The school district in Crawford Centennial in the first instance submitted a letter to the arbitrator asking him to interpret his award, although, admittedly, the arbitrator had expressly retained jurisdiction over a portion of its implementation. When the school district did not comply with the arbitration award to the satisfaction of the union, the union filed an unfair labor practice charge with the PLRB under Section 1201(a)(8) of the PERA. Either avenue was open to the Union in the instant case. If it truly believed the award was ambiguous, it might in the first instance have sought clarification from the arbitrator, as in Crawford Centennial, or it could have submitted to arbitration the dispute over the remaining two years of the contract. Chirico, 439 A.2d at 1284, n. 5. It could also have filed an unfair labor practice charge with the PLRB. What the union cannot do is seek enforcement of an award in the common pleas court in the first place and then suggest on appeal to this Court that it was error for the court below to have dismissed for want of jurisdiction instead of remanding the matter to the original arbitrator.

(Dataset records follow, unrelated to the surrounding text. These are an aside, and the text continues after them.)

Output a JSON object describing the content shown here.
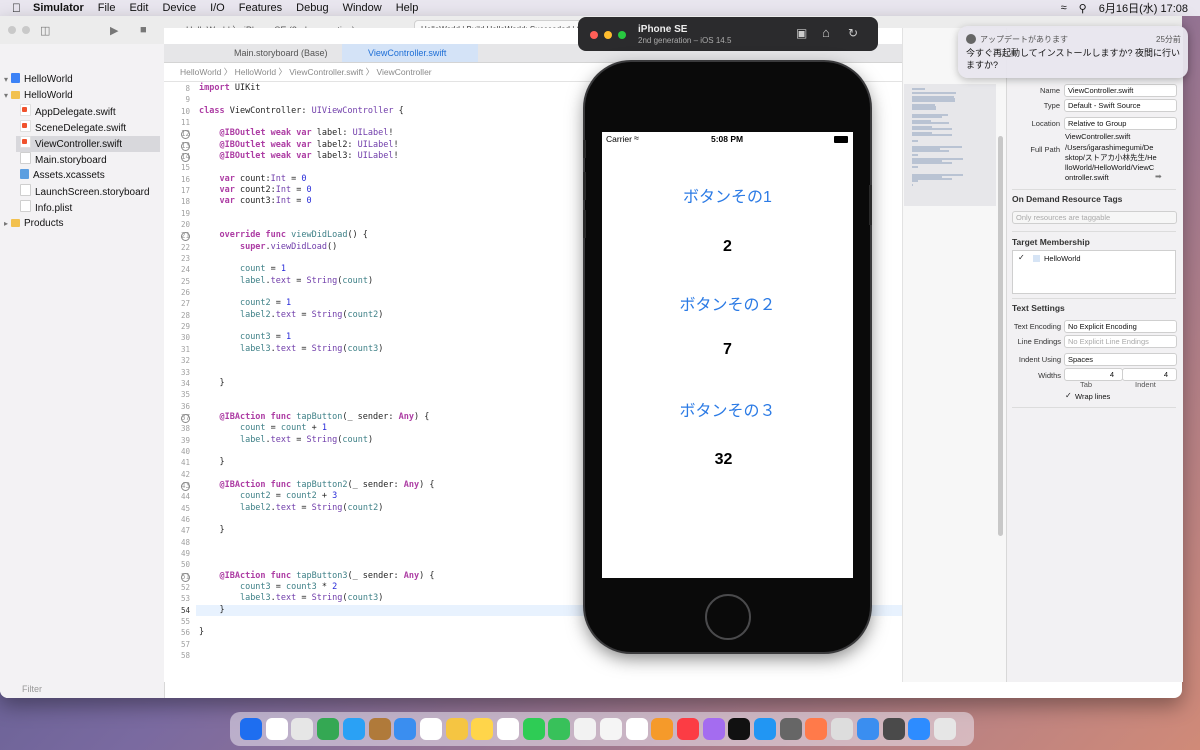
{
  "menubar": {
    "app": "Simulator",
    "items": [
      "File",
      "Edit",
      "Device",
      "I/O",
      "Features",
      "Debug",
      "Window",
      "Help"
    ],
    "clock": "6月16日(水)  17:08"
  },
  "toolbar": {
    "scheme": "HelloWorld 〉 iPhone SE (2nd generation)",
    "status": "HelloWorld | Build HelloWorld: Succeeded | 6"
  },
  "navigator": {
    "project": "HelloWorld",
    "group": "HelloWorld",
    "files": [
      "AppDelegate.swift",
      "SceneDelegate.swift",
      "ViewController.swift",
      "Main.storyboard",
      "Assets.xcassets",
      "LaunchScreen.storyboard",
      "Info.plist"
    ],
    "products": "Products",
    "filter_placeholder": "Filter"
  },
  "tabs": {
    "tab1": "Main.storyboard (Base)",
    "tab2": "ViewController.swift"
  },
  "jumpbar": "HelloWorld 〉 HelloWorld 〉 ViewController.swift 〉 ViewController",
  "code": {
    "current_line": 54,
    "lines": [
      {
        "n": "8",
        "html": "<span class=\"kw\">import</span> UIKit"
      },
      {
        "n": "9",
        "html": ""
      },
      {
        "n": "10",
        "html": "<span class=\"kw\">class</span> ViewController: <span class=\"ty\">UIViewController</span> {"
      },
      {
        "n": "11",
        "html": ""
      },
      {
        "n": "12",
        "html": "    <span class=\"kw\">@IBOutlet weak var</span> label: <span class=\"ty\">UILabel</span>!"
      },
      {
        "n": "13",
        "html": "    <span class=\"kw\">@IBOutlet weak var</span> label2: <span class=\"ty\">UILabel</span>!"
      },
      {
        "n": "14",
        "html": "    <span class=\"kw\">@IBOutlet weak var</span> label3: <span class=\"ty\">UILabel</span>!"
      },
      {
        "n": "15",
        "html": ""
      },
      {
        "n": "16",
        "html": "    <span class=\"kw\">var</span> count:<span class=\"ty\">Int</span> = <span class=\"nu\">0</span>"
      },
      {
        "n": "17",
        "html": "    <span class=\"kw\">var</span> count2:<span class=\"ty\">Int</span> = <span class=\"nu\">0</span>"
      },
      {
        "n": "18",
        "html": "    <span class=\"kw\">var</span> count3:<span class=\"ty\">Int</span> = <span class=\"nu\">0</span>"
      },
      {
        "n": "19",
        "html": ""
      },
      {
        "n": "20",
        "html": ""
      },
      {
        "n": "21",
        "html": "    <span class=\"kw\">override func</span> <span class=\"fn\">viewDidLoad</span>() {"
      },
      {
        "n": "22",
        "html": "        <span class=\"kw\">super</span>.<span class=\"ty\">viewDidLoad</span>()"
      },
      {
        "n": "23",
        "html": ""
      },
      {
        "n": "24",
        "html": "        <span class=\"fn\">count</span> = <span class=\"nu\">1</span>"
      },
      {
        "n": "25",
        "html": "        <span class=\"fn\">label</span>.<span class=\"ty\">text</span> = <span class=\"ty\">String</span>(<span class=\"fn\">count</span>)"
      },
      {
        "n": "26",
        "html": ""
      },
      {
        "n": "27",
        "html": "        <span class=\"fn\">count2</span> = <span class=\"nu\">1</span>"
      },
      {
        "n": "28",
        "html": "        <span class=\"fn\">label2</span>.<span class=\"ty\">text</span> = <span class=\"ty\">String</span>(<span class=\"fn\">count2</span>)"
      },
      {
        "n": "29",
        "html": ""
      },
      {
        "n": "30",
        "html": "        <span class=\"fn\">count3</span> = <span class=\"nu\">1</span>"
      },
      {
        "n": "31",
        "html": "        <span class=\"fn\">label3</span>.<span class=\"ty\">text</span> = <span class=\"ty\">String</span>(<span class=\"fn\">count3</span>)"
      },
      {
        "n": "32",
        "html": ""
      },
      {
        "n": "33",
        "html": ""
      },
      {
        "n": "34",
        "html": "    }"
      },
      {
        "n": "35",
        "html": ""
      },
      {
        "n": "36",
        "html": ""
      },
      {
        "n": "37",
        "html": "    <span class=\"kw\">@IBAction func</span> <span class=\"fn\">tapButton</span>(_ sender: <span class=\"kw\">Any</span>) {"
      },
      {
        "n": "38",
        "html": "        <span class=\"fn\">count</span> = <span class=\"fn\">count</span> + <span class=\"nu\">1</span>"
      },
      {
        "n": "39",
        "html": "        <span class=\"fn\">label</span>.<span class=\"ty\">text</span> = <span class=\"ty\">String</span>(<span class=\"fn\">count</span>)"
      },
      {
        "n": "40",
        "html": ""
      },
      {
        "n": "41",
        "html": "    }"
      },
      {
        "n": "42",
        "html": ""
      },
      {
        "n": "43",
        "html": "    <span class=\"kw\">@IBAction func</span> <span class=\"fn\">tapButton2</span>(_ sender: <span class=\"kw\">Any</span>) {"
      },
      {
        "n": "44",
        "html": "        <span class=\"fn\">count2</span> = <span class=\"fn\">count2</span> + <span class=\"nu\">3</span>"
      },
      {
        "n": "45",
        "html": "        <span class=\"fn\">label2</span>.<span class=\"ty\">text</span> = <span class=\"ty\">String</span>(<span class=\"fn\">count2</span>)"
      },
      {
        "n": "46",
        "html": ""
      },
      {
        "n": "47",
        "html": "    }"
      },
      {
        "n": "48",
        "html": ""
      },
      {
        "n": "49",
        "html": ""
      },
      {
        "n": "50",
        "html": ""
      },
      {
        "n": "51",
        "html": "    <span class=\"kw\">@IBAction func</span> <span class=\"fn\">tapButton3</span>(_ sender: <span class=\"kw\">Any</span>) {"
      },
      {
        "n": "52",
        "html": "        <span class=\"fn\">count3</span> = <span class=\"fn\">count3</span> * <span class=\"nu\">2</span>"
      },
      {
        "n": "53",
        "html": "        <span class=\"fn\">label3</span>.<span class=\"ty\">text</span> = <span class=\"ty\">String</span>(<span class=\"fn\">count3</span>)"
      },
      {
        "n": "54",
        "html": "    }"
      },
      {
        "n": "55",
        "html": ""
      },
      {
        "n": "56",
        "html": "}"
      },
      {
        "n": "57",
        "html": ""
      },
      {
        "n": "58",
        "html": ""
      }
    ],
    "breakpoints": [
      "12",
      "13",
      "14",
      "21",
      "37",
      "43",
      "51"
    ]
  },
  "inspector": {
    "name_label": "Name",
    "name_value": "ViewController.swift",
    "type_label": "Type",
    "type_value": "Default - Swift Source",
    "location_label": "Location",
    "location_value": "Relative to Group",
    "location_file": "ViewController.swift",
    "fullpath_label": "Full Path",
    "fullpath_value": "/Users/igarashimegumi/Desktop/ストアカ小林先生/HelloWorld/HelloWorld/ViewController.swift",
    "odr_title": "On Demand Resource Tags",
    "odr_placeholder": "Only resources are taggable",
    "membership_title": "Target Membership",
    "membership_target": "HelloWorld",
    "text_settings_title": "Text Settings",
    "encoding_label": "Text Encoding",
    "encoding_value": "No Explicit Encoding",
    "endings_label": "Line Endings",
    "endings_value": "No Explicit Line Endings",
    "indent_label": "Indent Using",
    "indent_value": "Spaces",
    "widths_label": "Widths",
    "tab_value": "4",
    "indent_num": "4",
    "tab_caption": "Tab",
    "indent_caption": "Indent",
    "wrap_label": "Wrap lines"
  },
  "notification": {
    "app": "アップデートがあります",
    "time": "25分前",
    "body": "今すぐ再起動してインストールしますか? 夜間に行いますか?"
  },
  "simulator": {
    "device": "iPhone SE",
    "subtitle": "2nd generation – iOS 14.5",
    "carrier": "Carrier",
    "time": "5:08 PM",
    "button1": "ボタンその1",
    "label1": "2",
    "button2": "ボタンその２",
    "label2": "7",
    "button3": "ボタンその３",
    "label3": "32"
  },
  "colors": {
    "accent": "#2c7be5",
    "keyword": "#ad3da4",
    "type": "#703daa",
    "number": "#272ad8"
  }
}
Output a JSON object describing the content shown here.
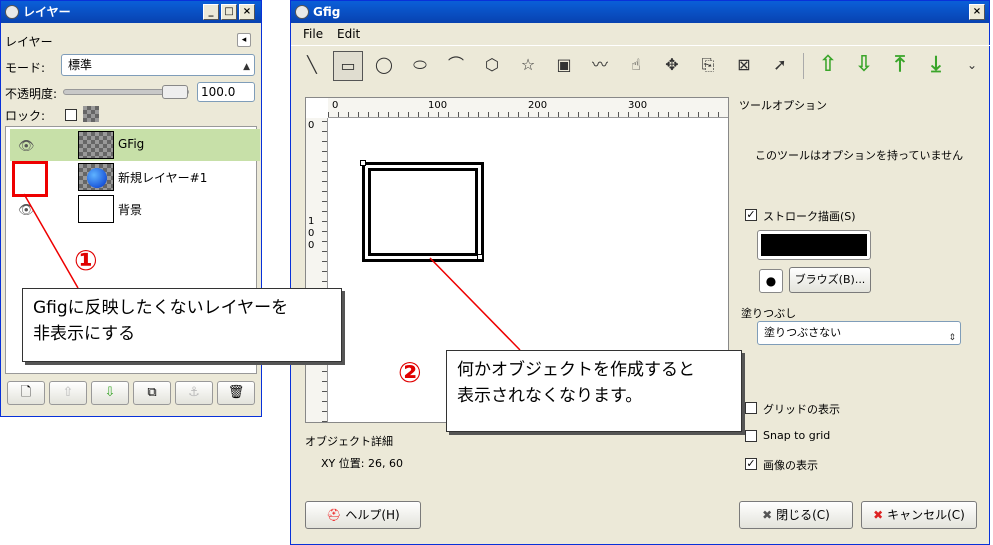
{
  "layers_window": {
    "title": "レイヤー",
    "panel_label": "レイヤー",
    "mode_label": "モード:",
    "mode_value": "標準",
    "opacity_label": "不透明度:",
    "opacity_value": "100.0",
    "lock_label": "ロック:",
    "layers": [
      {
        "name": "GFig",
        "visible": true,
        "selected": true
      },
      {
        "name": "新規レイヤー#1",
        "visible": false,
        "selected": false
      },
      {
        "name": "背景",
        "visible": true,
        "selected": false
      }
    ],
    "bottom_buttons": [
      "new-layer",
      "raise-layer",
      "lower-layer",
      "duplicate-layer",
      "anchor-layer",
      "delete-layer"
    ]
  },
  "gfig_window": {
    "title": "Gfig",
    "menu": [
      "File",
      "Edit"
    ],
    "tools": [
      "line",
      "rectangle",
      "circle",
      "ellipse",
      "arc",
      "polygon",
      "star",
      "spiral",
      "bezier",
      "move-object",
      "move-point",
      "copy-object",
      "delete-object",
      "select"
    ],
    "ruler_labels": [
      "0",
      "100",
      "200",
      "300"
    ],
    "ruler_v_labels": [
      "0",
      "1",
      "0",
      "0"
    ],
    "tool_options_title": "ツールオプション",
    "tool_options_message": "このツールはオプションを持っていません",
    "stroke_label": "ストローク描画(S)",
    "stroke_checked": true,
    "stroke_color": "#000000",
    "browse_label": "ブラウズ(B)...",
    "fill_label": "塗りつぶし",
    "fill_value": "塗りつぶさない",
    "show_grid_label": "グリッドの表示",
    "show_grid_checked": false,
    "snap_to_grid_label": "Snap to grid",
    "snap_checked": false,
    "show_image_label": "画像の表示",
    "show_image_checked": true,
    "object_details_label": "オブジェクト詳細",
    "xy_position": "XY 位置:  26, 60",
    "help_label": "ヘルプ(H)",
    "close_label": "閉じる(C)",
    "cancel_label": "キャンセル(C)"
  },
  "annotations": {
    "num1": "①",
    "num2": "②",
    "callout1_line1": "Gfigに反映したくないレイヤーを",
    "callout1_line2": "非表示にする",
    "callout2_line1": "何かオブジェクトを作成すると",
    "callout2_line2": "表示されなくなります。",
    "accent_color": "#e00000"
  }
}
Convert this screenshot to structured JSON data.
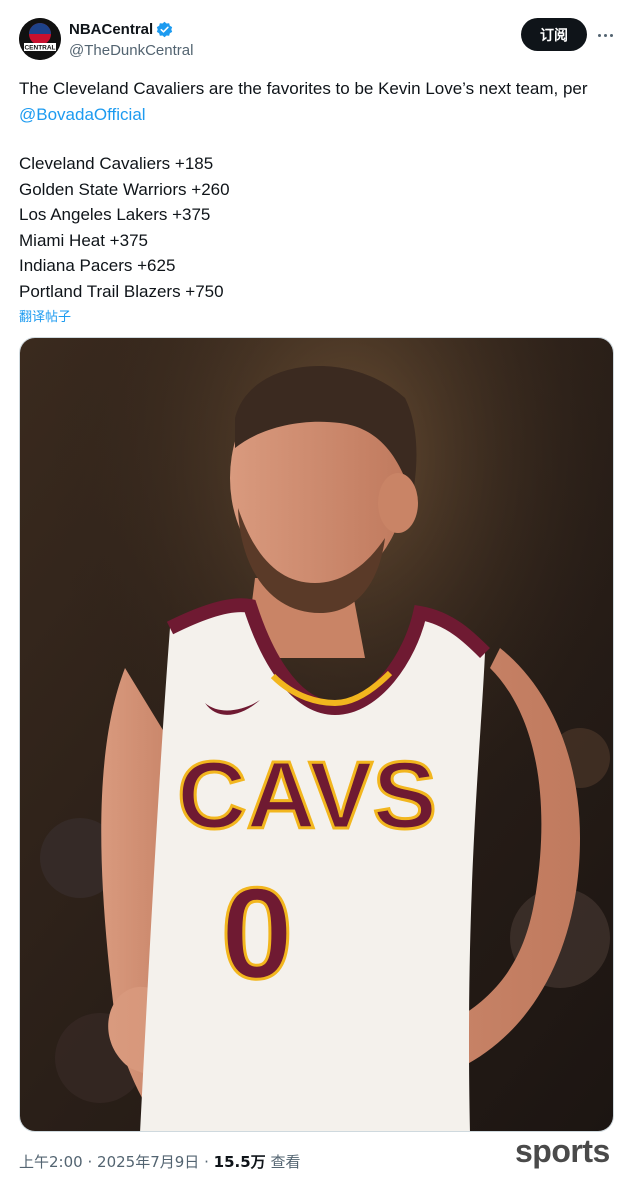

We must note that the motions for summary judgment were procedurally mistaken, for the proper prayer for relief in this instance would have been a motion to dismiss the complaint, so that the Union might have filed its claim on behalf of the kitchen helpers in the proper forum. Hence, we will vacate the order of the common pleas court granting the School District's motion for summary judgment and remand this matter to the common pleas court for entry of an order dismissing the union's complaint in equity.
CHARLES A. LORD, Senior Judge
Judge Leadbetter did not participate in the decision in this case.
AND NOW, this 20th day of October, 1997, the order of the Court of Common Pleas of Lehigh County, Civil Division, No. 96-E-12, dated January 10, 1997, is hereby vacated and remanded for proceedings consistent with this opinion.
CHARLES A. LORD, Senior Judge